Below are some records; find each line that carries the word "icon" and copy it.

§ MATERIALS PROVIDED:
*-*-*

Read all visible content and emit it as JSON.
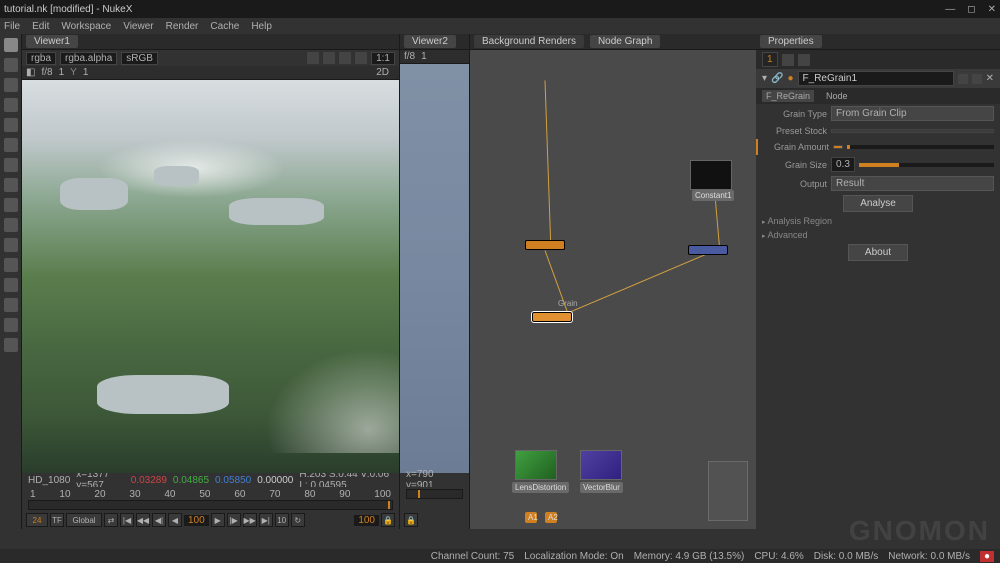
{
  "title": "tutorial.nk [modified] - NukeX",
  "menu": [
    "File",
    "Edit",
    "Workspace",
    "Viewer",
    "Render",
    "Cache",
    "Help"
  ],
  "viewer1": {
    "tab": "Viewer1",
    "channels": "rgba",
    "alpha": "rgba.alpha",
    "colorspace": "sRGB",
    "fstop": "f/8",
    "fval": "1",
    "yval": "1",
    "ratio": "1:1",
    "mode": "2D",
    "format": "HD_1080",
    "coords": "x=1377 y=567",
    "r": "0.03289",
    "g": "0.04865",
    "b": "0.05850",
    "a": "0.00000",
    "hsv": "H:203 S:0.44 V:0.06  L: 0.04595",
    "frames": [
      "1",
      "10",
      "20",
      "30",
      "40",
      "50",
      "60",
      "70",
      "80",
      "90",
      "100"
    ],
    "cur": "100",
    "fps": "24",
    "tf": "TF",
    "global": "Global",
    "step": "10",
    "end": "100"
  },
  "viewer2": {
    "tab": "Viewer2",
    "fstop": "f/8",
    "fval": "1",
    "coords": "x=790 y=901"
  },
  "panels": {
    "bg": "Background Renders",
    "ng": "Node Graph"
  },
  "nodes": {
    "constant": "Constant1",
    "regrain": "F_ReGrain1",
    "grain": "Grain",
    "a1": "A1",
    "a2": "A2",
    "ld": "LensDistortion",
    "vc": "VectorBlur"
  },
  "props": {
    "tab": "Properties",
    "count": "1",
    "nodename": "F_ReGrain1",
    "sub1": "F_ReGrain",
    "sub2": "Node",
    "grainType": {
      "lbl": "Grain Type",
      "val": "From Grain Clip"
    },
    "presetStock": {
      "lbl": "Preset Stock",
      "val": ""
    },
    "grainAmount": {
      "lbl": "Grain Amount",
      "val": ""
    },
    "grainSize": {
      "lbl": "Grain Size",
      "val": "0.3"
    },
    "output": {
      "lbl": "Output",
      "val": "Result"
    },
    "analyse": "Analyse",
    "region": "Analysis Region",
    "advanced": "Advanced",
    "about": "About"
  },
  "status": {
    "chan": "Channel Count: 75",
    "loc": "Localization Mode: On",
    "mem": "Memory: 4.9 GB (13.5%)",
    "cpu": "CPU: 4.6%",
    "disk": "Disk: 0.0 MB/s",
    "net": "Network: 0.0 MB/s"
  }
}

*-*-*

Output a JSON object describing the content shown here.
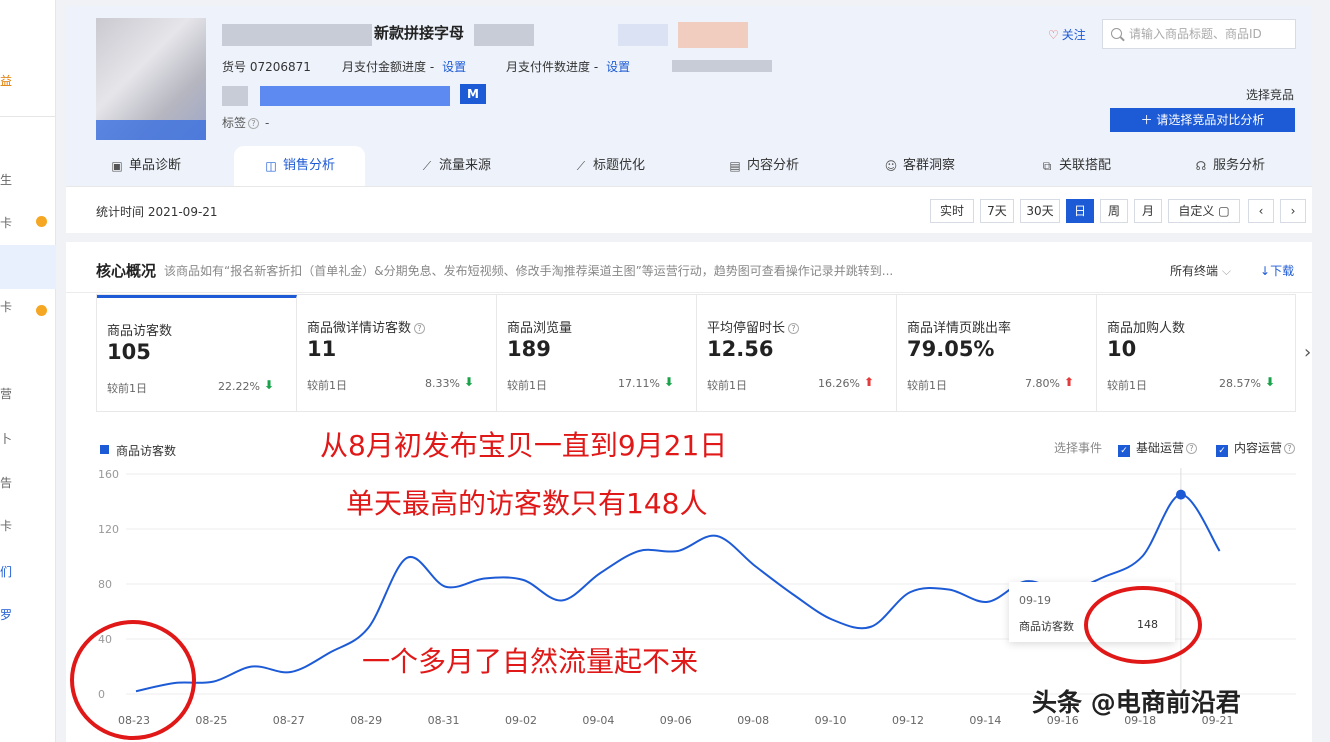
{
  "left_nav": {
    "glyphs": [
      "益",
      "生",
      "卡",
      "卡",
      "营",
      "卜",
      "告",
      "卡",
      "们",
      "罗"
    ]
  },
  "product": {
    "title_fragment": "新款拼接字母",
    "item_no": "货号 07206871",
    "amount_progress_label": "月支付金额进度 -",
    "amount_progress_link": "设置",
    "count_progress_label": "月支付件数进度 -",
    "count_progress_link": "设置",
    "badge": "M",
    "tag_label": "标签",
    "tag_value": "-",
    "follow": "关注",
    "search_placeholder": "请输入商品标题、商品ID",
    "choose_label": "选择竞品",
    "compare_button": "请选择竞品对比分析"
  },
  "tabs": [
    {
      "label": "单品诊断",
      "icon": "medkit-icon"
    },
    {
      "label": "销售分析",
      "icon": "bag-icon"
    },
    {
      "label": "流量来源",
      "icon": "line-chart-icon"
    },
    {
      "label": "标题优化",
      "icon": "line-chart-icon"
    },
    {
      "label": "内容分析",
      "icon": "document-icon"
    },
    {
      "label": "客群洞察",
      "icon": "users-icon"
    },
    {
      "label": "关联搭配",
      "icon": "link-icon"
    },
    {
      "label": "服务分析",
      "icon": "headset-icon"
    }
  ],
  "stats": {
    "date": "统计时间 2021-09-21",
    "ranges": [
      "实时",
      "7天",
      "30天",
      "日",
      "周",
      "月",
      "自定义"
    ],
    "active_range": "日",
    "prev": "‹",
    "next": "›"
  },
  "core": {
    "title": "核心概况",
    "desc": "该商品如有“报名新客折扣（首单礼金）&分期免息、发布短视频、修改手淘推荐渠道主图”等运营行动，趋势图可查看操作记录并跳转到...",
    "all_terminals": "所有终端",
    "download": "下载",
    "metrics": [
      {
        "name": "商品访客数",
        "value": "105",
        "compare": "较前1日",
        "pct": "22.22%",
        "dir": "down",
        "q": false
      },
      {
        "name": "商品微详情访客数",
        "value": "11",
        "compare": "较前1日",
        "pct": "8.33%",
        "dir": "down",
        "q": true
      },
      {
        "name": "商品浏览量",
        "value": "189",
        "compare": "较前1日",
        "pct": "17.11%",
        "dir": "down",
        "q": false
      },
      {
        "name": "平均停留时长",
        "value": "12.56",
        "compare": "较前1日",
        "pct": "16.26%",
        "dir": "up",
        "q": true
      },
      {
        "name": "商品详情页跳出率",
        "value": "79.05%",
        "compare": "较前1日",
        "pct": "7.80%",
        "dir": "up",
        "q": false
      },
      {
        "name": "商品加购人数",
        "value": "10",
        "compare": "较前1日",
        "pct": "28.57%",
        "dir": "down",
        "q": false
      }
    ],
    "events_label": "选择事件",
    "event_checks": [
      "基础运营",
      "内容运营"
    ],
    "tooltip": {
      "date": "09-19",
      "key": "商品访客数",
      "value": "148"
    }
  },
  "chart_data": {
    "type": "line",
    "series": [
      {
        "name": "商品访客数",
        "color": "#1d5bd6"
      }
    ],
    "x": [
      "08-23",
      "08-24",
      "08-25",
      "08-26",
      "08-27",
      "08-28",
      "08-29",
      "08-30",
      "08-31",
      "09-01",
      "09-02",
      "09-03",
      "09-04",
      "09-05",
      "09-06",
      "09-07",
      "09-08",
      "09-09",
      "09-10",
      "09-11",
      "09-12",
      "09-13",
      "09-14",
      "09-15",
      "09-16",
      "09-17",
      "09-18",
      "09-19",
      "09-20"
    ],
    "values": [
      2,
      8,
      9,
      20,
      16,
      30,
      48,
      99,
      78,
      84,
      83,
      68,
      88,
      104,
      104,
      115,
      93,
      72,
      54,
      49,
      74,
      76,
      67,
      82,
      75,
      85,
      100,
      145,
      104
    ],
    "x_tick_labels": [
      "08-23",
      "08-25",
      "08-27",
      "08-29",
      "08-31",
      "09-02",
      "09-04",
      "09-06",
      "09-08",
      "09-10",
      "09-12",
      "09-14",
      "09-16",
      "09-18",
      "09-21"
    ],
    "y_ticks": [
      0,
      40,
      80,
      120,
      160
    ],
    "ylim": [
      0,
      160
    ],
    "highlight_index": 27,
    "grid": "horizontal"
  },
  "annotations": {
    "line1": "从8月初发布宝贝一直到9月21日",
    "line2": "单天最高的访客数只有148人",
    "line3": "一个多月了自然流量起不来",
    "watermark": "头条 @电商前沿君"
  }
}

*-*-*

§ RESULT FOR THIS EXERCISE:
      "icon": "medkit-icon"
      "icon": "bag-icon"
      "icon": "line-chart-icon"
      "icon": "line-chart-icon"
      "icon": "document-icon"
      "icon": "users-icon"
      "icon": "link-icon"
      "icon": "headset-icon"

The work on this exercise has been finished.